== Task details ==
Omitting all images, give the entries that follow again exactly as they read.

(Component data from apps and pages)
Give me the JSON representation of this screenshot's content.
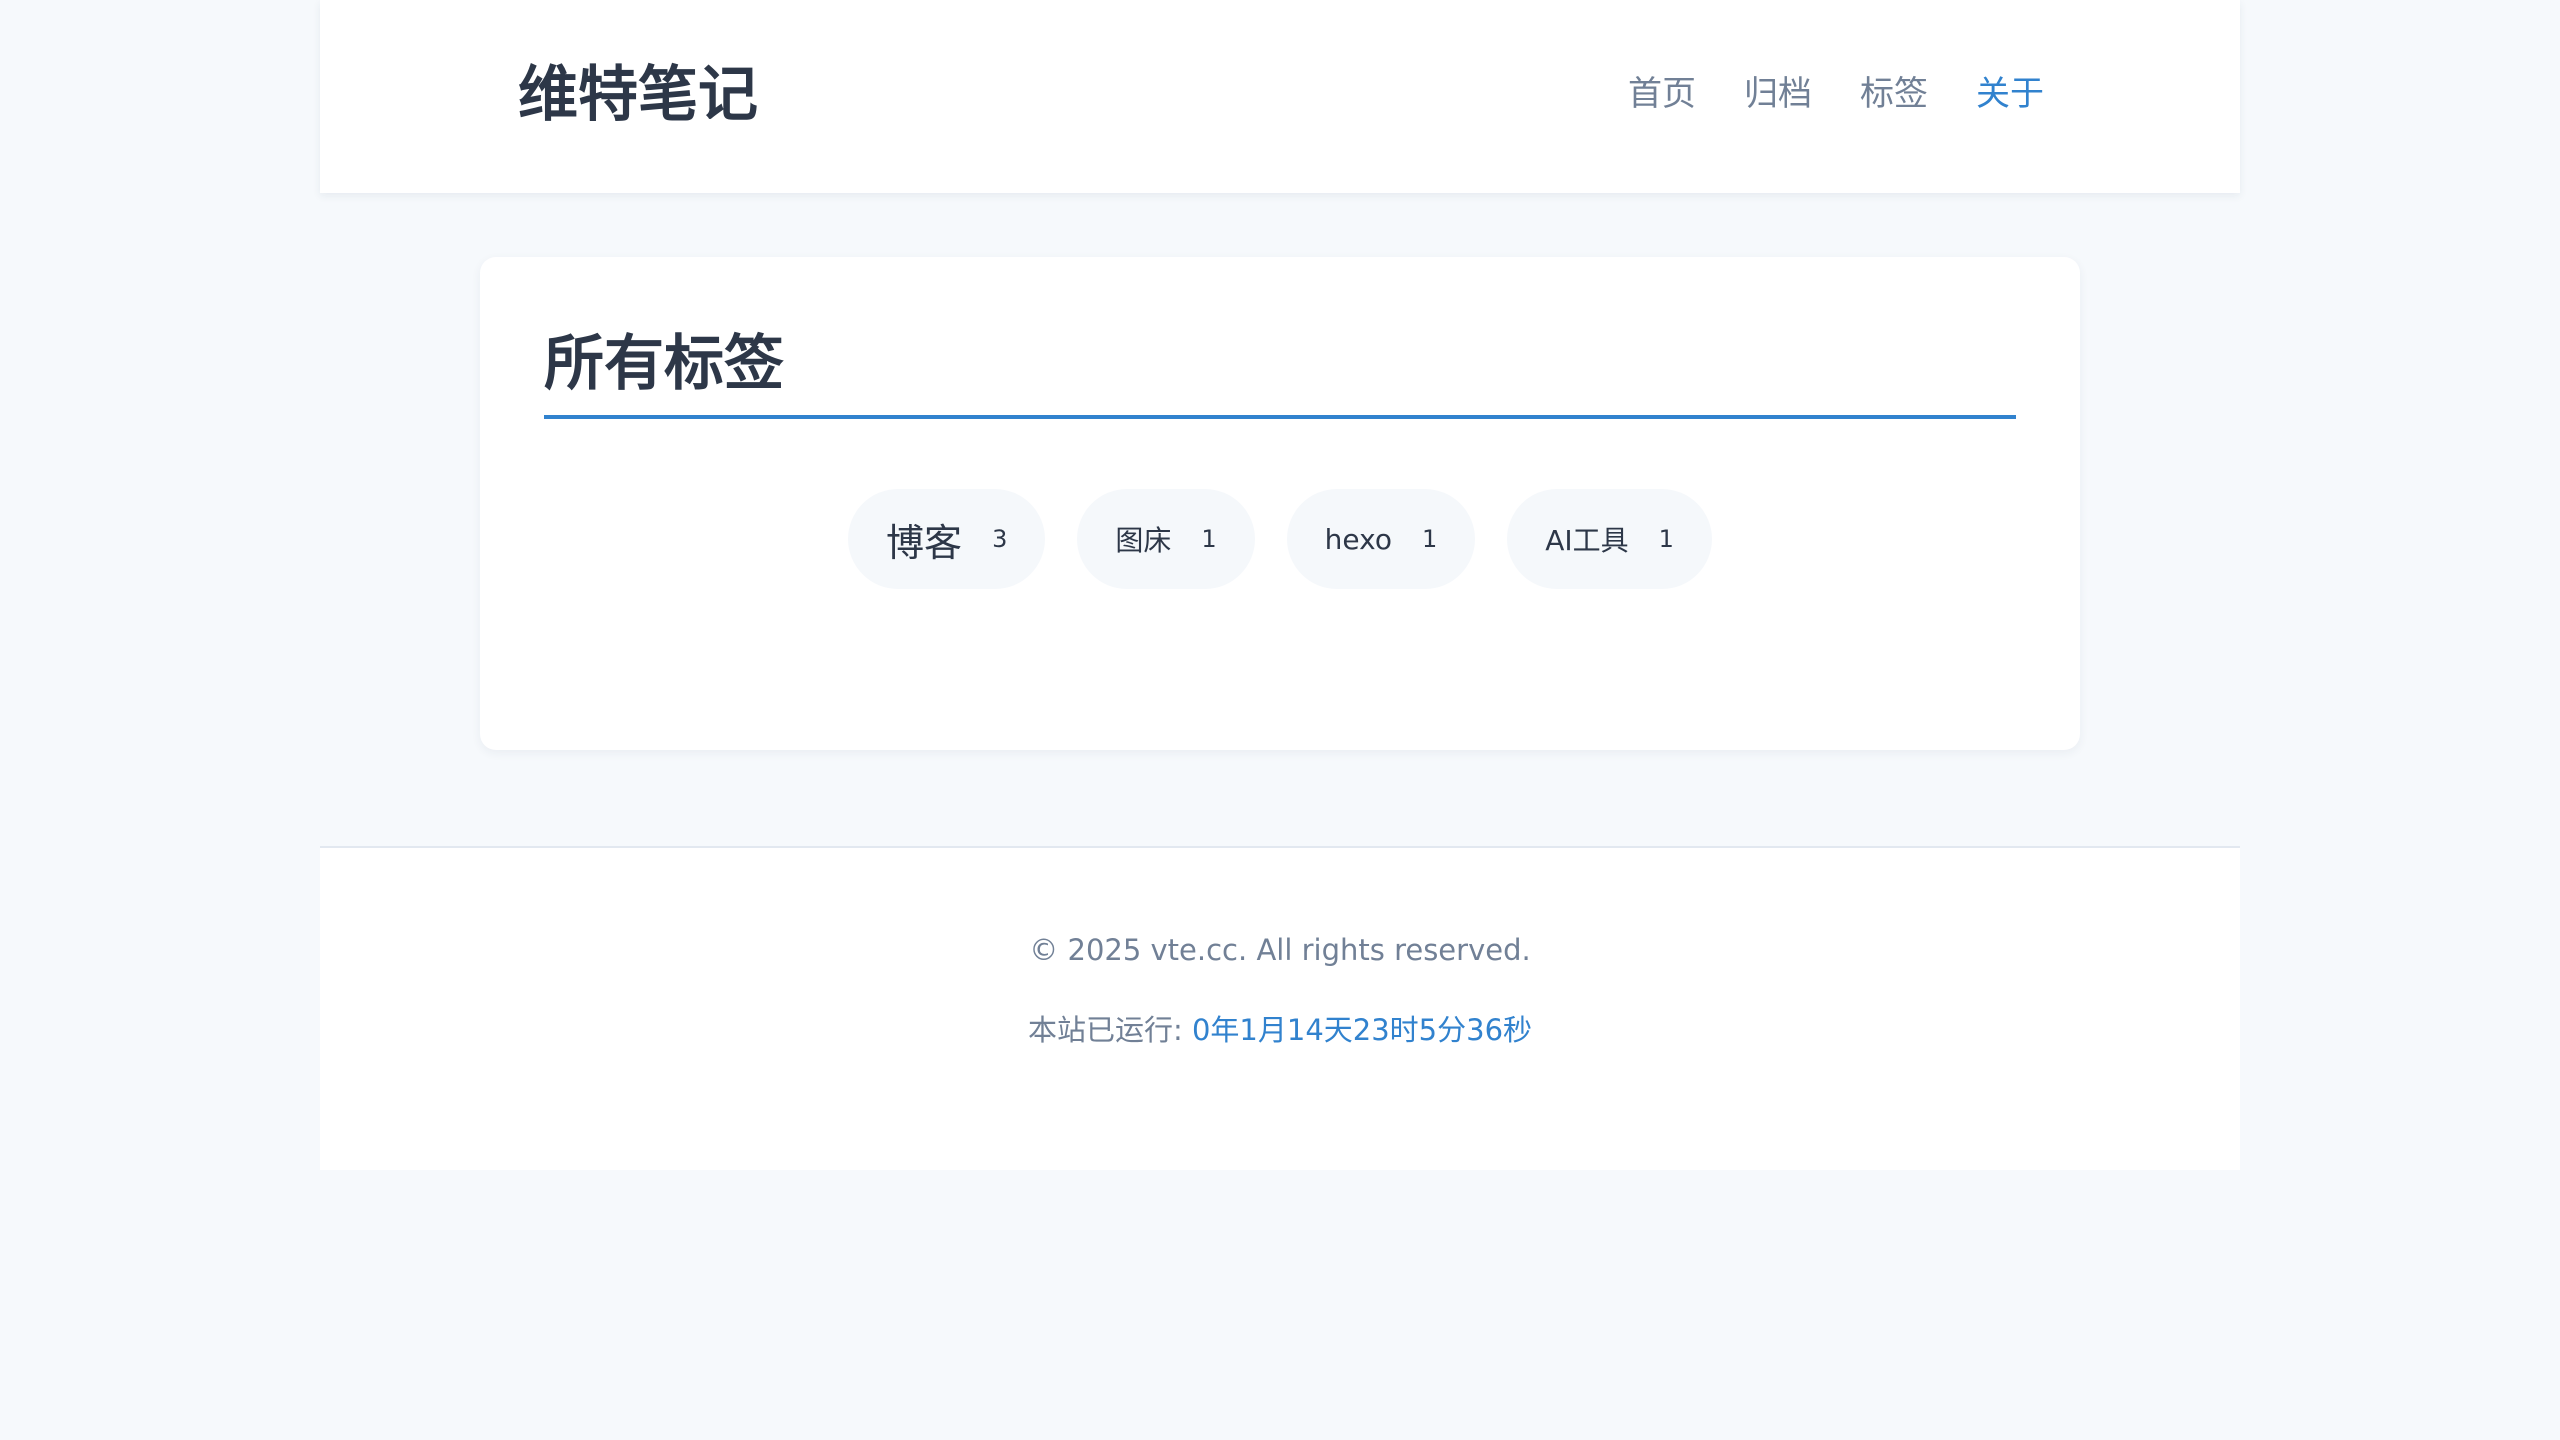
{
  "header": {
    "site_title": "维特笔记",
    "nav": [
      {
        "label": "首页",
        "active": false
      },
      {
        "label": "归档",
        "active": false
      },
      {
        "label": "标签",
        "active": false
      },
      {
        "label": "关于",
        "active": true
      }
    ]
  },
  "main": {
    "page_title": "所有标签",
    "tags": [
      {
        "name": "博客",
        "count": "3"
      },
      {
        "name": "图床",
        "count": "1"
      },
      {
        "name": "hexo",
        "count": "1"
      },
      {
        "name": "AI工具",
        "count": "1"
      }
    ]
  },
  "footer": {
    "copyright": "© 2025 vte.cc. All rights reserved.",
    "uptime_label": "本站已运行: ",
    "uptime_value": "0年1月14天23时5分36秒"
  },
  "colors": {
    "accent": "#3182ce",
    "text": "#2d3748",
    "muted": "#718096",
    "page_background": "#f6f9fc",
    "chip_background": "#f5f8fb"
  }
}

== Answer to this task ==
Give me the JSON representation of this screenshot's content.
{
  "header": {
    "site_title": "维特笔记",
    "nav": [
      {
        "label": "首页",
        "active": false
      },
      {
        "label": "归档",
        "active": false
      },
      {
        "label": "标签",
        "active": false
      },
      {
        "label": "关于",
        "active": true
      }
    ]
  },
  "main": {
    "page_title": "所有标签",
    "tags": [
      {
        "name": "博客",
        "count": "3"
      },
      {
        "name": "图床",
        "count": "1"
      },
      {
        "name": "hexo",
        "count": "1"
      },
      {
        "name": "AI工具",
        "count": "1"
      }
    ]
  },
  "footer": {
    "copyright": "© 2025 vte.cc. All rights reserved.",
    "uptime_label": "本站已运行: ",
    "uptime_value": "0年1月14天23时5分36秒"
  },
  "colors": {
    "accent": "#3182ce",
    "text": "#2d3748",
    "muted": "#718096",
    "page_background": "#f6f9fc",
    "chip_background": "#f5f8fb"
  }
}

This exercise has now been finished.